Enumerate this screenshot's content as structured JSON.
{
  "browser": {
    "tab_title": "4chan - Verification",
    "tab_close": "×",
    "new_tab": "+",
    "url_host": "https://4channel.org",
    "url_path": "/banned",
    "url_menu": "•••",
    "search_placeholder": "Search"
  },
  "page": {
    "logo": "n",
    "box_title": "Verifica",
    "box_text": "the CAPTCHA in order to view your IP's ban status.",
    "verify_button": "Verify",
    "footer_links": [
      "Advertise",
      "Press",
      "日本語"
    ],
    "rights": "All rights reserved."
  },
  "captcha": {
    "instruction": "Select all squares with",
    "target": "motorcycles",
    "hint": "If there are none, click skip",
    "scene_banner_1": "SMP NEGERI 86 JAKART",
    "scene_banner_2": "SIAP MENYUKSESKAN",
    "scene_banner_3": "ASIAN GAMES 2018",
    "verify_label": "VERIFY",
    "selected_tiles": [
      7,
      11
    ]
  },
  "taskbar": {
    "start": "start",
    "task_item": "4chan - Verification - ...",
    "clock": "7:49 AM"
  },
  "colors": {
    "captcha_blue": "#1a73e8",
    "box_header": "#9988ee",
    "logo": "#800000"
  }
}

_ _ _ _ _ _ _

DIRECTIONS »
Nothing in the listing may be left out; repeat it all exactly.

REPLY »
Enumerate this screenshot's content as structured JSON.
{
  "browser": {
    "tab_title": "4chan - Verification",
    "tab_close": "×",
    "new_tab": "+",
    "url_host": "https://4channel.org",
    "url_path": "/banned",
    "url_menu": "•••",
    "search_placeholder": "Search"
  },
  "page": {
    "logo": "n",
    "box_title": "Verifica",
    "box_text": "the CAPTCHA in order to view your IP's ban status.",
    "verify_button": "Verify",
    "footer_links": [
      "Advertise",
      "Press",
      "日本語"
    ],
    "rights": "All rights reserved."
  },
  "captcha": {
    "instruction": "Select all squares with",
    "target": "motorcycles",
    "hint": "If there are none, click skip",
    "scene_banner_1": "SMP NEGERI 86 JAKART",
    "scene_banner_2": "SIAP MENYUKSESKAN",
    "scene_banner_3": "ASIAN GAMES 2018",
    "verify_label": "VERIFY",
    "selected_tiles": [
      7,
      11
    ]
  },
  "taskbar": {
    "start": "start",
    "task_item": "4chan - Verification - ...",
    "clock": "7:49 AM"
  },
  "colors": {
    "captcha_blue": "#1a73e8",
    "box_header": "#9988ee",
    "logo": "#800000"
  }
}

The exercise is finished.